----- DATASET -----

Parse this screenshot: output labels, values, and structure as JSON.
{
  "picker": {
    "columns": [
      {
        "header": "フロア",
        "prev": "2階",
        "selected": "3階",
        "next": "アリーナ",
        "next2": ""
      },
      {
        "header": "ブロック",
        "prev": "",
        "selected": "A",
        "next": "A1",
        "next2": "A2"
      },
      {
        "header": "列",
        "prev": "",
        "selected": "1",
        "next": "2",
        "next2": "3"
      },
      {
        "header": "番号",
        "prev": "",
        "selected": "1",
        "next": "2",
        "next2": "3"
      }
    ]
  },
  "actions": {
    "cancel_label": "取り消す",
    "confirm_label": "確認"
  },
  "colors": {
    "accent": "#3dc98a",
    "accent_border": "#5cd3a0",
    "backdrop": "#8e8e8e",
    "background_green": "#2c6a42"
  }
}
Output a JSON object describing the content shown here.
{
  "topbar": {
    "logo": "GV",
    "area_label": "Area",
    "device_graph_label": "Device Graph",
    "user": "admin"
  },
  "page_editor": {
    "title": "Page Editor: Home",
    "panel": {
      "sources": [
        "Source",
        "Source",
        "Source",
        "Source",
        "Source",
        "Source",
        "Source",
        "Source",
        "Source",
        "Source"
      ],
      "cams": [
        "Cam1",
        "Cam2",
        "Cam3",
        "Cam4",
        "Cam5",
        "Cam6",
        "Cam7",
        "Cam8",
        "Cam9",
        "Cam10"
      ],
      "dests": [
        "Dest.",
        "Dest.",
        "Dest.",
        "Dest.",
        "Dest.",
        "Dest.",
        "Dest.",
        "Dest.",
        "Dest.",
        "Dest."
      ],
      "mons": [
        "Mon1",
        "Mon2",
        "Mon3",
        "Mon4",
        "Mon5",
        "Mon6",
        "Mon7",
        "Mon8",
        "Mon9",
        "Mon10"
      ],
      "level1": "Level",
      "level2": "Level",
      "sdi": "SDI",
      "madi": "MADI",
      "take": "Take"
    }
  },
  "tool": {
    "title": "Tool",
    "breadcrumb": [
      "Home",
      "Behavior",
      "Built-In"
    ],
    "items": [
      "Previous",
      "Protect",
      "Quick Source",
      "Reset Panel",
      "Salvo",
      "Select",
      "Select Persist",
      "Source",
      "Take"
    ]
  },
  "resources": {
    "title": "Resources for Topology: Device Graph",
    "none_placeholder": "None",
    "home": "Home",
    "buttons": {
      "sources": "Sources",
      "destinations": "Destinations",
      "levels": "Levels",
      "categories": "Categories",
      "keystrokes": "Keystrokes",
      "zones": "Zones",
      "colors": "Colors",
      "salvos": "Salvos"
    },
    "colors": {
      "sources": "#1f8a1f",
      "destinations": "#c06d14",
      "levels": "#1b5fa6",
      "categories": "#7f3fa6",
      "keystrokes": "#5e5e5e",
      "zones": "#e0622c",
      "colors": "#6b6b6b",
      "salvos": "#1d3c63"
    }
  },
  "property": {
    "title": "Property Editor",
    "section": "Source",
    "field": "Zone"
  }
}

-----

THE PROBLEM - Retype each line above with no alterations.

TASK SOLUTION -
Parse this screenshot: output labels, values, and structure as JSON.
{
  "picker": {
    "columns": [
      {
        "header": "フロア",
        "prev": "2階",
        "selected": "3階",
        "next": "アリーナ",
        "next2": ""
      },
      {
        "header": "ブロック",
        "prev": "",
        "selected": "A",
        "next": "A1",
        "next2": "A2"
      },
      {
        "header": "列",
        "prev": "",
        "selected": "1",
        "next": "2",
        "next2": "3"
      },
      {
        "header": "番号",
        "prev": "",
        "selected": "1",
        "next": "2",
        "next2": "3"
      }
    ]
  },
  "actions": {
    "cancel_label": "取り消す",
    "confirm_label": "確認"
  },
  "colors": {
    "accent": "#3dc98a",
    "accent_border": "#5cd3a0",
    "backdrop": "#8e8e8e",
    "background_green": "#2c6a42"
  }
}
Output a JSON object describing the content shown here.
{
  "topbar": {
    "logo": "GV",
    "area_label": "Area",
    "device_graph_label": "Device Graph",
    "user": "admin"
  },
  "page_editor": {
    "title": "Page Editor: Home",
    "panel": {
      "sources": [
        "Source",
        "Source",
        "Source",
        "Source",
        "Source",
        "Source",
        "Source",
        "Source",
        "Source",
        "Source"
      ],
      "cams": [
        "Cam1",
        "Cam2",
        "Cam3",
        "Cam4",
        "Cam5",
        "Cam6",
        "Cam7",
        "Cam8",
        "Cam9",
        "Cam10"
      ],
      "dests": [
        "Dest.",
        "Dest.",
        "Dest.",
        "Dest.",
        "Dest.",
        "Dest.",
        "Dest.",
        "Dest.",
        "Dest.",
        "Dest."
      ],
      "mons": [
        "Mon1",
        "Mon2",
        "Mon3",
        "Mon4",
        "Mon5",
        "Mon6",
        "Mon7",
        "Mon8",
        "Mon9",
        "Mon10"
      ],
      "level1": "Level",
      "level2": "Level",
      "sdi": "SDI",
      "madi": "MADI",
      "take": "Take"
    }
  },
  "tool": {
    "title": "Tool",
    "breadcrumb": [
      "Home",
      "Behavior",
      "Built-In"
    ],
    "items": [
      "Previous",
      "Protect",
      "Quick Source",
      "Reset Panel",
      "Salvo",
      "Select",
      "Select Persist",
      "Source",
      "Take"
    ]
  },
  "resources": {
    "title": "Resources for Topology: Device Graph",
    "none_placeholder": "None",
    "home": "Home",
    "buttons": {
      "sources": "Sources",
      "destinations": "Destinations",
      "levels": "Levels",
      "categories": "Categories",
      "keystrokes": "Keystrokes",
      "zones": "Zones",
      "colors": "Colors",
      "salvos": "Salvos"
    },
    "colors": {
      "sources": "#1f8a1f",
      "destinations": "#c06d14",
      "levels": "#1b5fa6",
      "categories": "#7f3fa6",
      "keystrokes": "#5e5e5e",
      "zones": "#e0622c",
      "colors": "#6b6b6b",
      "salvos": "#1d3c63"
    }
  },
  "property": {
    "title": "Property Editor",
    "section": "Source",
    "field": "Zone"
  }
}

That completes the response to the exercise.